Every day on the bus to middle school, I sat with or near Eric. He was the 11 year old equivalent of a drinking buddy in that you never saw each other outside of the bar, or this case the bus. Eric would always tell me about how Goldeneye was coming out for the PC in the near future and how Monty Python, who Eric was under the assumption was a living and breathing human being, was making a new movie. Unfortunately, I grew up stupid, so I would always take Eric at his word and would go on a town-wide goose-hunt for Goldeneye to upload on the family PC or ask the confused video store clerks about when Mr. Python’s new movie is coming out. I would bring up the fact that against all greater knowledge PC Goldeneye and Monty Python’s coming-out-of-retirement feature did not exist, Eric would just shrug. He either realized that his bluff had been called or he lied so much, he could barely remember one from the next. Once we entered high school, it is a safe bet that Eric got consumed by the public education system. Chances are, Eric is running a Fortune 500 company down in Alabama, eating steak every morning and drinking a bottle of fine Cognac every night.

It is a weird sort of disappointment when you are given misinformation like that. You are not angry or disappointed, just perplexed, possibly holding out hope that it is real.

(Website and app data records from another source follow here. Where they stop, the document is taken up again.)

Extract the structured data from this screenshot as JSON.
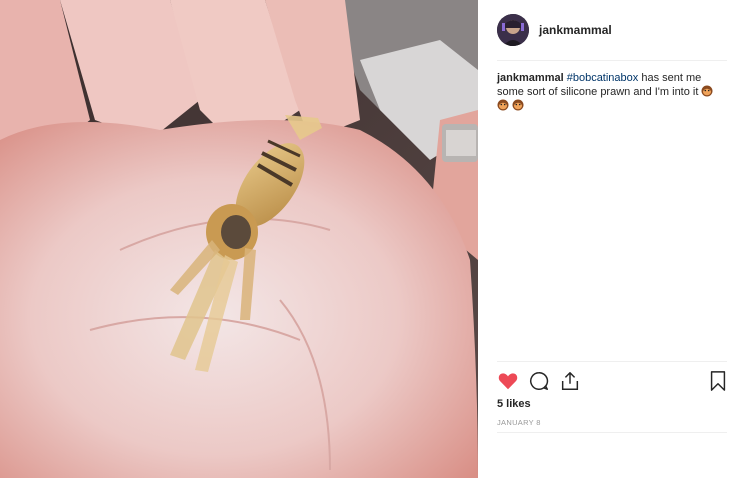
{
  "post": {
    "image_description_icon": "photo-hand-holding-silicone-prawn",
    "username": "jankmammal",
    "caption": {
      "user": "jankmammal",
      "hashtag": "#bobcatinabox",
      "text_part1": "has sent me some sort of silicone prawn and I'm into it",
      "emoji_name": "monkey-face-emoji"
    },
    "likes": "5 likes",
    "date": "JANUARY 8"
  },
  "colors": {
    "like_red": "#ed4956",
    "link_blue": "#003569",
    "text": "#262626",
    "muted": "#999999",
    "divider": "#efefef"
  }
}
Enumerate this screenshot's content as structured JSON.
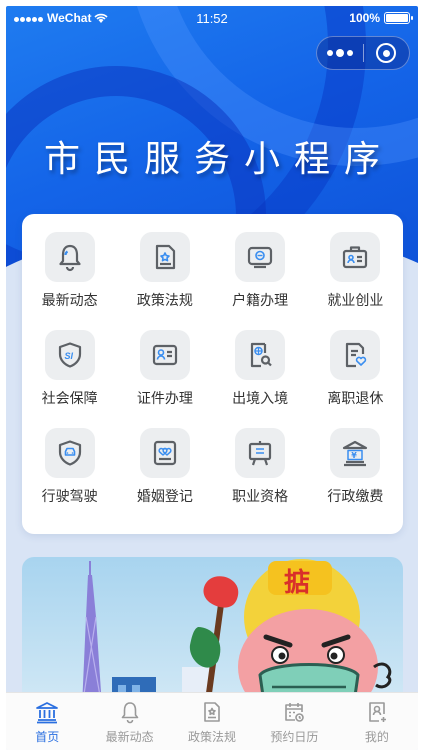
{
  "status_bar": {
    "carrier": "WeChat",
    "time": "11:52",
    "battery": "100%"
  },
  "hero": {
    "title": "市民服务小程序"
  },
  "services": [
    {
      "label": "最新动态",
      "icon": "bell-icon"
    },
    {
      "label": "政策法规",
      "icon": "policy-document-icon"
    },
    {
      "label": "户籍办理",
      "icon": "household-register-icon"
    },
    {
      "label": "就业创业",
      "icon": "briefcase-id-icon"
    },
    {
      "label": "社会保障",
      "icon": "social-security-shield-icon"
    },
    {
      "label": "证件办理",
      "icon": "id-card-icon"
    },
    {
      "label": "出境入境",
      "icon": "passport-search-icon"
    },
    {
      "label": "离职退休",
      "icon": "resignation-heart-icon"
    },
    {
      "label": "行驶驾驶",
      "icon": "car-shield-icon"
    },
    {
      "label": "婚姻登记",
      "icon": "marriage-certificate-icon"
    },
    {
      "label": "职业资格",
      "icon": "presentation-board-icon"
    },
    {
      "label": "行政缴费",
      "icon": "yuan-building-icon"
    }
  ],
  "banner": {
    "mascot_text": "掂"
  },
  "tabbar": {
    "items": [
      {
        "label": "首页",
        "icon": "home-building-icon",
        "active": true
      },
      {
        "label": "最新动态",
        "icon": "bell-icon",
        "active": false
      },
      {
        "label": "政策法规",
        "icon": "policy-document-icon",
        "active": false
      },
      {
        "label": "预约日历",
        "icon": "calendar-icon",
        "active": false
      },
      {
        "label": "我的",
        "icon": "profile-icon",
        "active": false
      }
    ]
  },
  "colors": {
    "primary": "#1464e8",
    "active_tab": "#2a6fe0",
    "icon_gray": "#5d6166"
  }
}
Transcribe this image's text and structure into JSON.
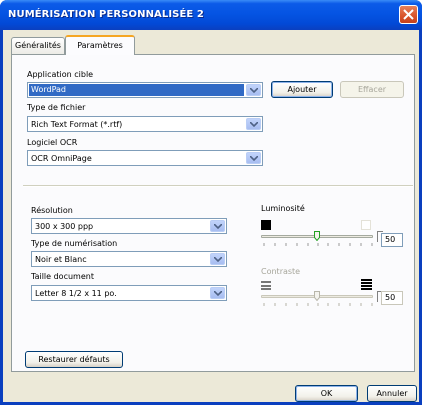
{
  "window": {
    "title": "NUMÉRISATION PERSONNALISÉE 2"
  },
  "tabs": [
    {
      "label": "Généralités",
      "active": false
    },
    {
      "label": "Paramètres",
      "active": true
    }
  ],
  "app_section": {
    "target_app_label": "Application cible",
    "target_app_value": "WordPad",
    "add_button": "Ajouter",
    "delete_button": "Effacer",
    "file_type_label": "Type de fichier",
    "file_type_value": "Rich Text Format (*.rtf)",
    "ocr_label": "Logiciel OCR",
    "ocr_value": "OCR OmniPage"
  },
  "scan_section": {
    "resolution_label": "Résolution",
    "resolution_value": "300 x 300 ppp",
    "scan_type_label": "Type de numérisation",
    "scan_type_value": "Noir et Blanc",
    "doc_size_label": "Taille document",
    "doc_size_value": "Letter 8 1/2 x 11 po."
  },
  "brightness": {
    "label": "Luminosité",
    "value": "50",
    "level": 0.5
  },
  "contrast": {
    "label": "Contraste",
    "value": "50",
    "level": 0.5,
    "enabled": false
  },
  "buttons": {
    "restore_defaults": "Restaurer défauts",
    "ok": "OK",
    "cancel": "Annuler"
  },
  "colors": {
    "title_bar": "#0554e3",
    "selection": "#316ac5",
    "dialog_bg": "#ece9d8",
    "focus_tab": "#f5a623"
  },
  "icons": [
    "close-icon",
    "chevron-down-icon",
    "black-square-icon",
    "white-square-icon",
    "contrast-low-icon",
    "contrast-high-icon"
  ]
}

Usually it is hard to get angry and disappointed about something that is your own fault because you continue to listen to them. Every year publications come out with the list of what films they are looking forward to each year. I understand it is a perfectly innocent space waster, but rarely does anything show up in these list that are not already common knowledge to what is coming soon. It seems to add more clout to films who’s budgets could sustain a third world country for the next eight years. Before these films come out, we are talking about them. When the first picture appears online, we dissect it. A month before the film is released, it is inescapable; ads on tv, sides of buildings and bus stops, that weird thing where where a series of 8×11 are all plastered to the side of bodegas and stay there for a year before they are plastered over by the next big thing. Knowing that we will be flanked from all sides by these films is sort of exhausting feeling.To know that publications are announcing these films in a one to ten list like the second coming is disappointing, almost like saying “Guess what you are going to have to deal with the entire month of April?!”

These same publications will also turn around at the end of the year and complain that the same films that the put on a pedestal did not live up to the hype, the same hype they helped perpetuate a year before the film even screened. It is not a publications’ place to find only the most obscure of the obscure and trumpet their existence, but some of these films would benefit from having someone take notice of them. Marvel has another five film coming out in the next 2 years? Since The Avengers made enough money to get buy the moon, why is anyone surprise or excited? Do they really need any advertising outside of product placement? Mercedes will give the producers any amount of money just so long as Iron Man looks at the 2014 CLA and says “I am going to sit in this, save the world, and get laid!” followed by shoving his face with low-fat Yoplait while breaking the forth wall with his eyes unblinking and smiling. I bet the movie will be great!